7.5
25.9
219
2-INTERVW 1
Consulting room
9.7
33.3
449
3-DIRTYUT
WC/Dirty Utility
9.8
33.9
67 Low Carbon Building Group, School of Architecture
Queen Elizabeth II Hospital
220
2-INTERVW 2
Consulting room
11.2
38.7
450
3-DISPOSAL
WC/Dirty Utility
12.7
43.8
221
2-INTERVW 3
Consulting room
11.4
39.3
451
3-STORE 1
WC/Dirty Utility
3.1
10.7
222
3-ADMIN
Consulting room
25.3
87.4
452
3-WC 01
WC/Dirty Utility
4.8
16.6
223
3-HOTDESK 1
Consulting room
14.4
49.8
453
3-WC 02
WC/Dirty Utility
5.0
17.1
224
3-STAFF
Consulting room
45.8
158.0
454
3-WC 08
WC/Dirty Utility
5.2
17.8
225
0-AE ADMIN
General supply Extract
28.2
108.5
455
3-WC 1 DIS
WC/Dirty Utility
4.8
16.4
226
0-CAFE 1
General supply Extract
14.5
56.0
456
3-WC 11
WC/Dirty Utility
3.1
10.8
227
0-CIRC 01B
General supply Extract
73.5
282.9
457
3-WC 4
WC/Dirty Utility
3.5
12.1
228
0-CIRC 03
General supply Extract
23.7
91.3
458
3-WC 5&6
WC/Dirty Utility
7.4
25.6
229
0-CIRC 11A
General supply Extract
65.9
253.5
459
3-WC 9&10
WC/Dirty Utility
10.9
37.5
230
0-CLEAN UT
General supply Extract
17.1
65.7
460
3-WC03
WC/Dirty Utility
5.6
19.4
461
3-WC07
WC/Dirty Utility
3.1
10.6
68 Low Carbon Building Group, School of Architecture
Was this manual useful for you? yes no
Thank you for your participation!

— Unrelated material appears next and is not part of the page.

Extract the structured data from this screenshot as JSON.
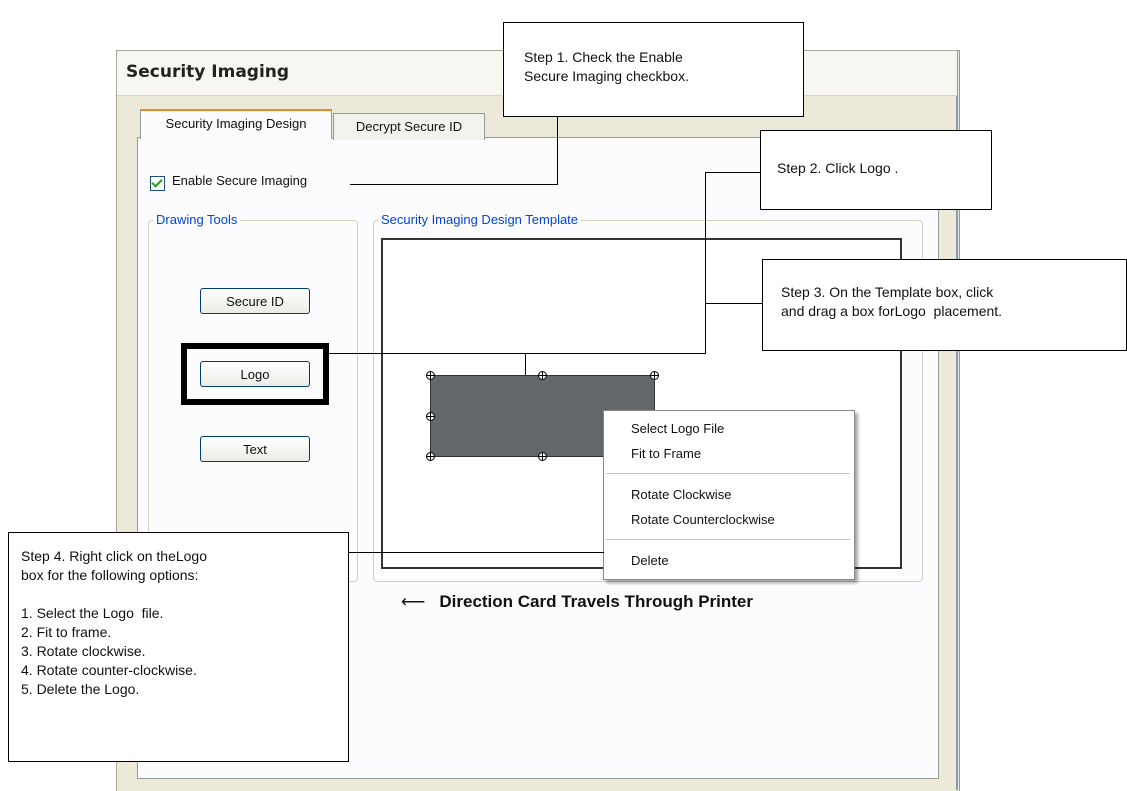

* Your assessment is very important for improving the work of artificial intelligence, which forms the content of this project

Related manuals

Download PDF

advertising